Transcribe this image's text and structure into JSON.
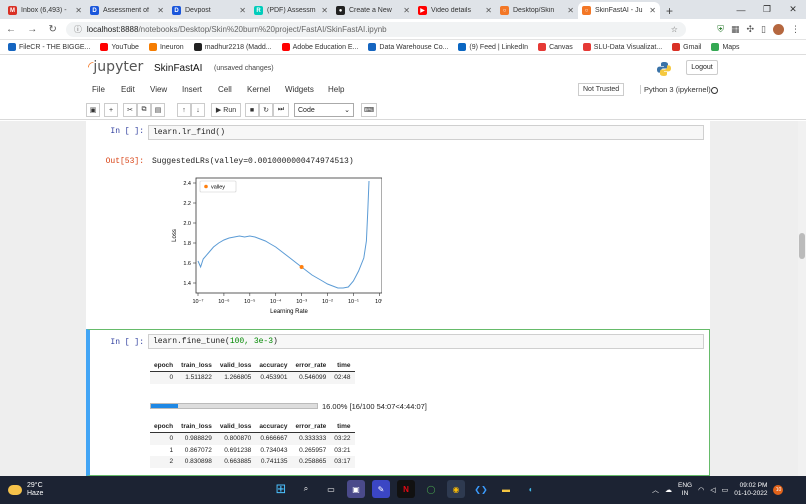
{
  "browser": {
    "tabs": [
      {
        "label": "Inbox (6,493) -",
        "icon": "gmail-icon",
        "color": "#d93025",
        "glyph": "M"
      },
      {
        "label": "Assessment of",
        "icon": "document-icon",
        "color": "#1a56db",
        "glyph": "D"
      },
      {
        "label": "Devpost",
        "icon": "document-icon",
        "color": "#1a56db",
        "glyph": "D"
      },
      {
        "label": "(PDF) Assessm",
        "icon": "researchgate-icon",
        "color": "#00ccbb",
        "glyph": "R"
      },
      {
        "label": "Create a New",
        "icon": "github-icon",
        "color": "#222222",
        "glyph": "●"
      },
      {
        "label": "Video details",
        "icon": "youtube-icon",
        "color": "#ff0000",
        "glyph": "▶"
      },
      {
        "label": "Desktop/Skin",
        "icon": "jupyter-icon",
        "color": "#f37726",
        "glyph": "○"
      },
      {
        "label": "SkinFastAI - Ju",
        "icon": "jupyter-icon",
        "color": "#f37726",
        "glyph": "○"
      }
    ],
    "new_tab": "+",
    "url_host": "localhost:8888",
    "url_path": "/notebooks/Desktop/Skin%20burn%20project/FastAI/SkinFastAI.ipynb",
    "bookmarks": [
      {
        "label": "FileCR - THE BIGGE...",
        "color": "#1565c0"
      },
      {
        "label": "YouTube",
        "color": "#ff0000"
      },
      {
        "label": "Ineuron",
        "color": "#f57c00"
      },
      {
        "label": "madhur2218 (Madd...",
        "color": "#222222"
      },
      {
        "label": "Adobe Education E...",
        "color": "#ff0000"
      },
      {
        "label": "Data Warehouse Co...",
        "color": "#1565c0"
      },
      {
        "label": "(9) Feed | LinkedIn",
        "color": "#0a66c2"
      },
      {
        "label": "Canvas",
        "color": "#e53935"
      },
      {
        "label": "SLU-Data Visualizat...",
        "color": "#e53935"
      },
      {
        "label": "Gmail",
        "color": "#d93025"
      },
      {
        "label": "Maps",
        "color": "#34a853"
      }
    ]
  },
  "jupyter": {
    "logo": "jupyter",
    "notebook_name": "SkinFastAI",
    "save_status": "(unsaved changes)",
    "logout": "Logout",
    "menu": [
      "File",
      "Edit",
      "View",
      "Insert",
      "Cell",
      "Kernel",
      "Widgets",
      "Help"
    ],
    "trusted": "Not Trusted",
    "kernel": "Python 3 (ipykernel)",
    "toolbar": {
      "run": "Run",
      "cell_type": "Code"
    }
  },
  "cells": {
    "cell1_prompt": "In [ ]:",
    "cell1_code": "learn.lr_find()",
    "out_prompt": "Out[53]:",
    "out_text": "SuggestedLRs(valley=0.0010000000474974513)",
    "cell2_prompt": "In [ ]:",
    "cell2_code_fn": "learn.fine_tune(",
    "cell2_code_args": "100, 3e-3",
    "cell2_code_end": ")"
  },
  "chart_data": {
    "type": "line",
    "xlabel": "Learning Rate",
    "ylabel": "Loss",
    "xscale": "log",
    "xlim": [
      1e-07,
      1
    ],
    "ylim": [
      1.3,
      2.45
    ],
    "xticks": [
      "10⁻⁷",
      "10⁻⁶",
      "10⁻⁵",
      "10⁻⁴",
      "10⁻³",
      "10⁻²",
      "10⁻¹",
      "10⁰"
    ],
    "yticks": [
      "1.4",
      "1.6",
      "1.8",
      "2.0",
      "2.2",
      "2.4"
    ],
    "legend": "valley",
    "legend_position": "top-left",
    "line_color": "#5b9bd5",
    "marker_color": "#ff7f0e",
    "series": {
      "log10_x": [
        -7,
        -6.9,
        -6.8,
        -6.6,
        -6.4,
        -6.2,
        -6.0,
        -5.8,
        -5.6,
        -5.4,
        -5.2,
        -5.0,
        -4.8,
        -4.6,
        -4.4,
        -4.2,
        -4.0,
        -3.8,
        -3.6,
        -3.4,
        -3.2,
        -3.0,
        -2.8,
        -2.6,
        -2.4,
        -2.2,
        -2.0,
        -1.8,
        -1.6,
        -1.4,
        -1.2,
        -1.0,
        -0.8,
        -0.6,
        -0.5,
        -0.45,
        -0.4
      ],
      "y": [
        1.62,
        1.56,
        1.64,
        1.7,
        1.76,
        1.8,
        1.83,
        1.85,
        1.86,
        1.87,
        1.86,
        1.87,
        1.86,
        1.84,
        1.82,
        1.79,
        1.76,
        1.72,
        1.68,
        1.64,
        1.6,
        1.56,
        1.52,
        1.48,
        1.45,
        1.42,
        1.39,
        1.37,
        1.35,
        1.35,
        1.36,
        1.42,
        1.52,
        1.65,
        1.82,
        2.1,
        2.42
      ]
    },
    "valley": {
      "log10_x": -3.0,
      "y": 1.56
    }
  },
  "epoch_table1": {
    "headers": [
      "epoch",
      "train_loss",
      "valid_loss",
      "accuracy",
      "error_rate",
      "time"
    ],
    "rows": [
      [
        "0",
        "1.511822",
        "1.266805",
        "0.453901",
        "0.546099",
        "02:48"
      ]
    ]
  },
  "progress": {
    "fraction": 0.16,
    "text": "16.00% [16/100 54:07<4:44:07]"
  },
  "epoch_table2": {
    "headers": [
      "epoch",
      "train_loss",
      "valid_loss",
      "accuracy",
      "error_rate",
      "time"
    ],
    "rows": [
      [
        "0",
        "0.988829",
        "0.800870",
        "0.666667",
        "0.333333",
        "03:22"
      ],
      [
        "1",
        "0.867072",
        "0.691238",
        "0.734043",
        "0.265957",
        "03:21"
      ],
      [
        "2",
        "0.830898",
        "0.663885",
        "0.741135",
        "0.258865",
        "03:17"
      ]
    ]
  },
  "taskbar": {
    "temp": "29°C",
    "weather": "Haze",
    "lang1": "ENG",
    "lang2": "IN",
    "time": "09:02 PM",
    "date": "01-10-2022",
    "badge": "10"
  }
}
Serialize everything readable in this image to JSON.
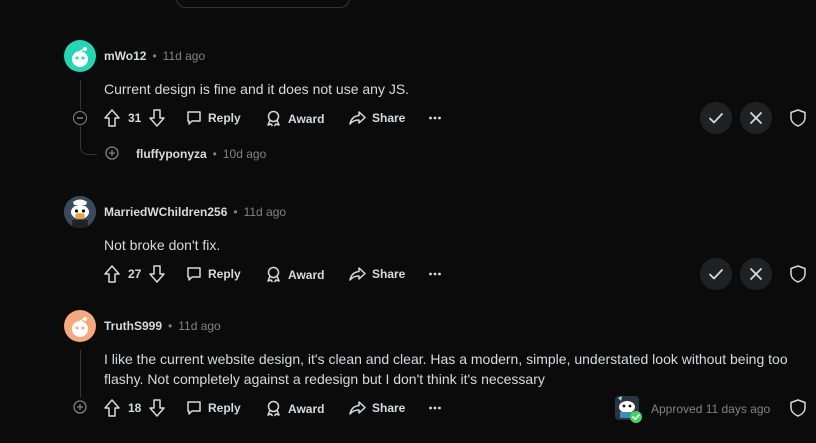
{
  "comments": [
    {
      "username": "mWo12",
      "time": "11d ago",
      "body": "Current design is fine and it does not use any JS.",
      "votes": "31",
      "reply_label": "Reply",
      "award_label": "Award",
      "share_label": "Share"
    },
    {
      "username": "MarriedWChildren256",
      "time": "11d ago",
      "body": "Not broke don't fix.",
      "votes": "27",
      "reply_label": "Reply",
      "award_label": "Award",
      "share_label": "Share"
    },
    {
      "username": "TruthS999",
      "time": "11d ago",
      "body": "I like the current website design, it's clean and clear. Has a modern, simple, understated look without being too flashy. Not completely against a redesign but I don't think it's necessary",
      "votes": "18",
      "reply_label": "Reply",
      "award_label": "Award",
      "share_label": "Share",
      "approved_text": "Approved 11 days ago"
    }
  ],
  "collapsed_reply": {
    "username": "fluffyponyza",
    "time": "10d ago"
  },
  "separator": "•",
  "colors": {
    "background": "#0b0b0c",
    "text": "#d7dadc",
    "muted": "#818384",
    "approved_badge": "#46d160",
    "avatar1": "#24d6b4",
    "avatar3": "#f4a97e"
  }
}
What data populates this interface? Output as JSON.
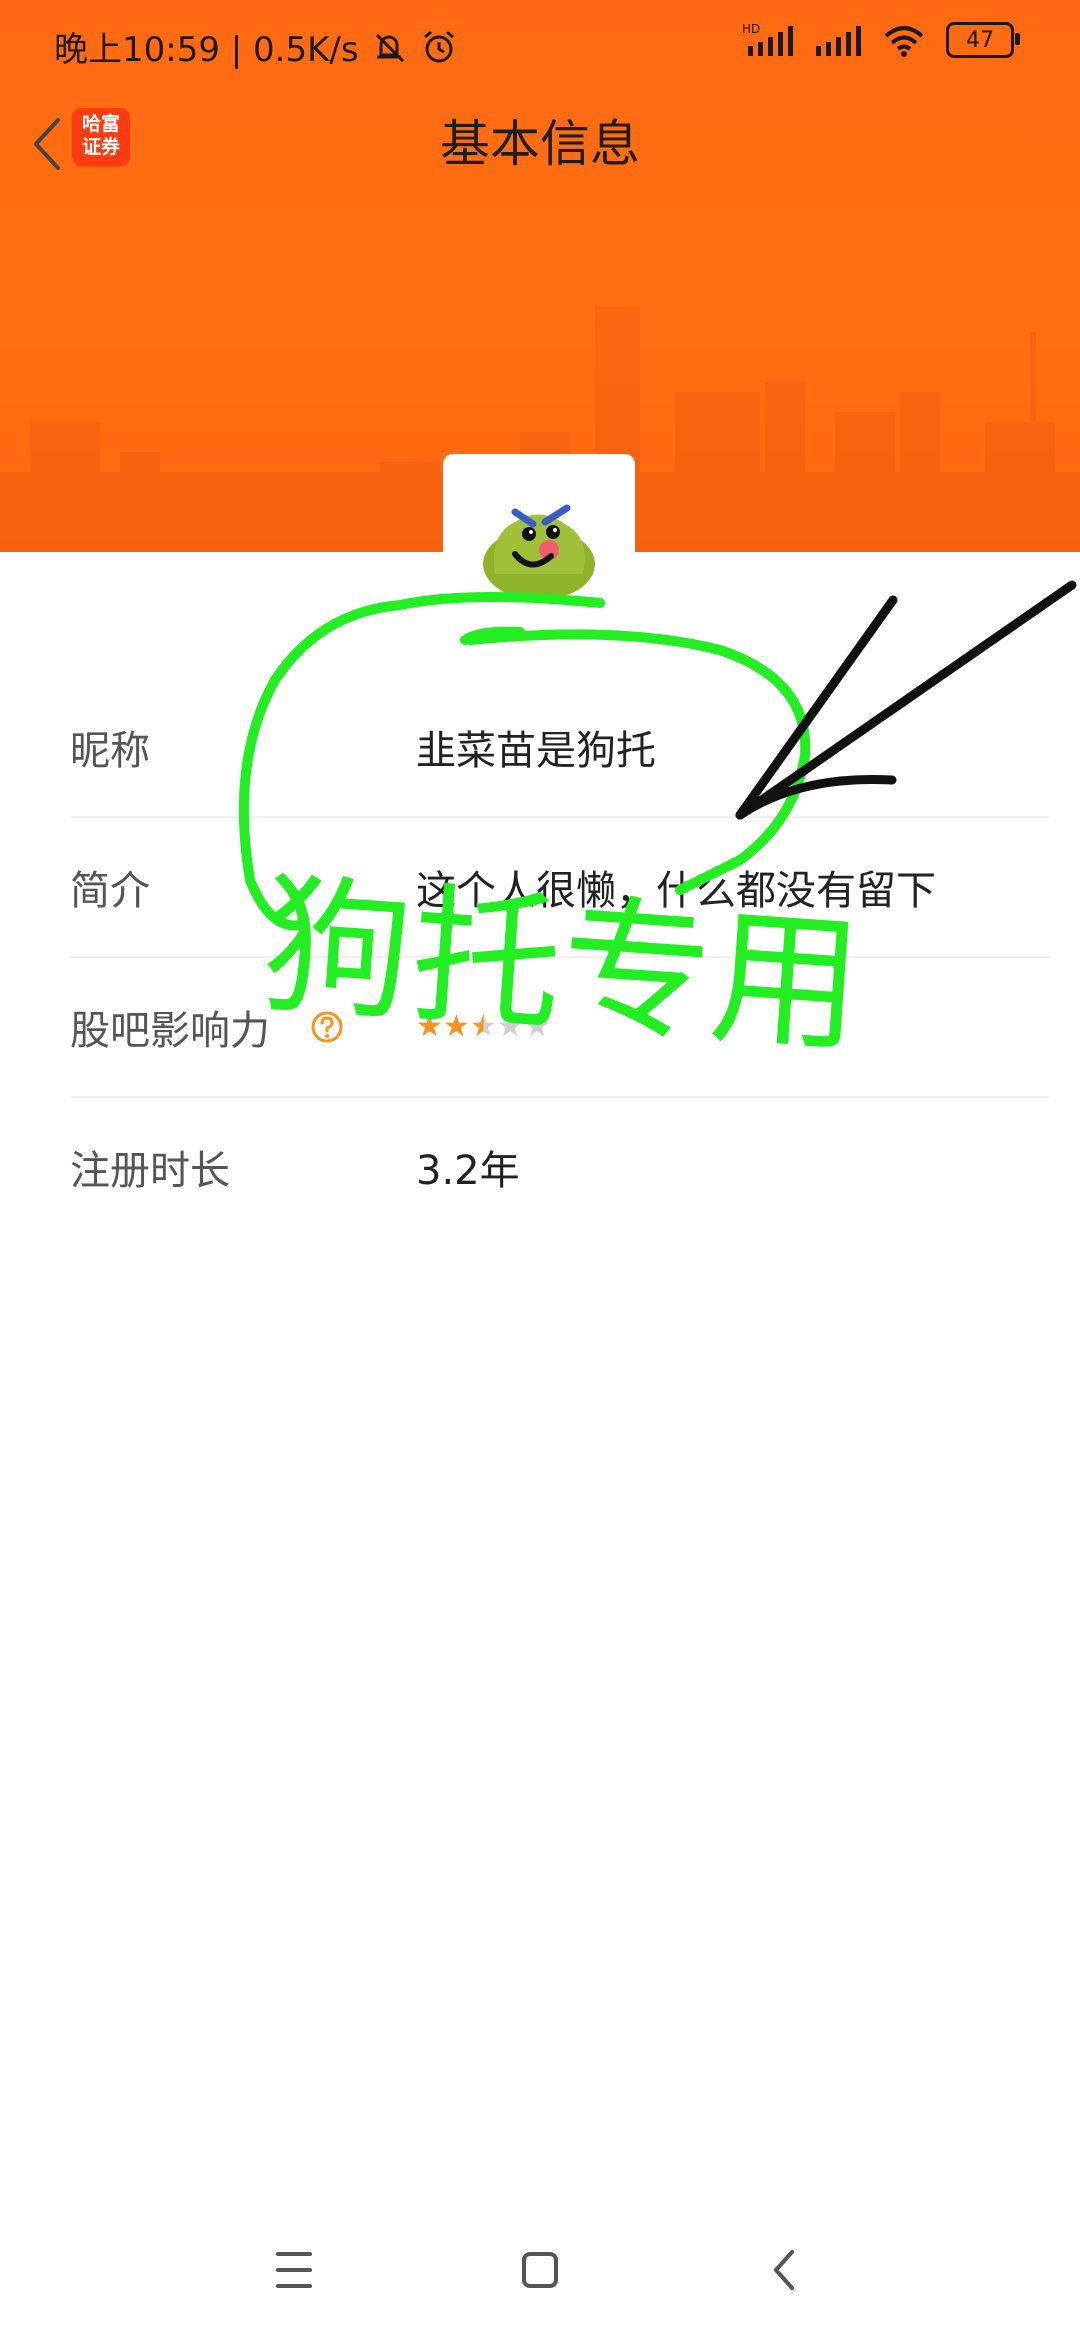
{
  "status_bar": {
    "time_speed": "晚上10:59 | 0.5K/s",
    "network_badge": "HD",
    "battery": "47",
    "icons": [
      "mute-bell-icon",
      "alarm-icon",
      "signal-icon",
      "signal-icon",
      "wifi-icon",
      "battery-icon"
    ]
  },
  "nav": {
    "title": "基本信息",
    "brand": "哈富证券",
    "back_icon": "chevron-left-icon"
  },
  "colors": {
    "header": "#ff6a13",
    "brand": "#ff3b12",
    "star": "#f7931e",
    "annotation_green": "#22ee22",
    "annotation_black": "#111111"
  },
  "profile": {
    "rows": [
      {
        "label": "昵称",
        "value": "韭菜苗是狗托"
      },
      {
        "label": "简介",
        "value": "这个人很懒，什么都没有留下"
      },
      {
        "label": "股吧影响力",
        "rating": 2.5,
        "max": 5
      },
      {
        "label": "注册时长",
        "value": "3.2年"
      }
    ]
  },
  "annotation": {
    "handwritten_text": "狗托专用"
  },
  "system_nav": [
    "menu-icon",
    "home-icon",
    "back-icon"
  ]
}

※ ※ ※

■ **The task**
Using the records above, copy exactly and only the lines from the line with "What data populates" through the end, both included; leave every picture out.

■ **Answer**
What data populates this interface? Output as JSON.
{
  "status_bar": {
    "time_speed": "晚上10:59 | 0.5K/s",
    "network_badge": "HD",
    "battery": "47",
    "icons": [
      "mute-bell-icon",
      "alarm-icon",
      "signal-icon",
      "signal-icon",
      "wifi-icon",
      "battery-icon"
    ]
  },
  "nav": {
    "title": "基本信息",
    "brand": "哈富证券",
    "back_icon": "chevron-left-icon"
  },
  "colors": {
    "header": "#ff6a13",
    "brand": "#ff3b12",
    "star": "#f7931e",
    "annotation_green": "#22ee22",
    "annotation_black": "#111111"
  },
  "profile": {
    "rows": [
      {
        "label": "昵称",
        "value": "韭菜苗是狗托"
      },
      {
        "label": "简介",
        "value": "这个人很懒，什么都没有留下"
      },
      {
        "label": "股吧影响力",
        "rating": 2.5,
        "max": 5
      },
      {
        "label": "注册时长",
        "value": "3.2年"
      }
    ]
  },
  "annotation": {
    "handwritten_text": "狗托专用"
  },
  "system_nav": [
    "menu-icon",
    "home-icon",
    "back-icon"
  ]
}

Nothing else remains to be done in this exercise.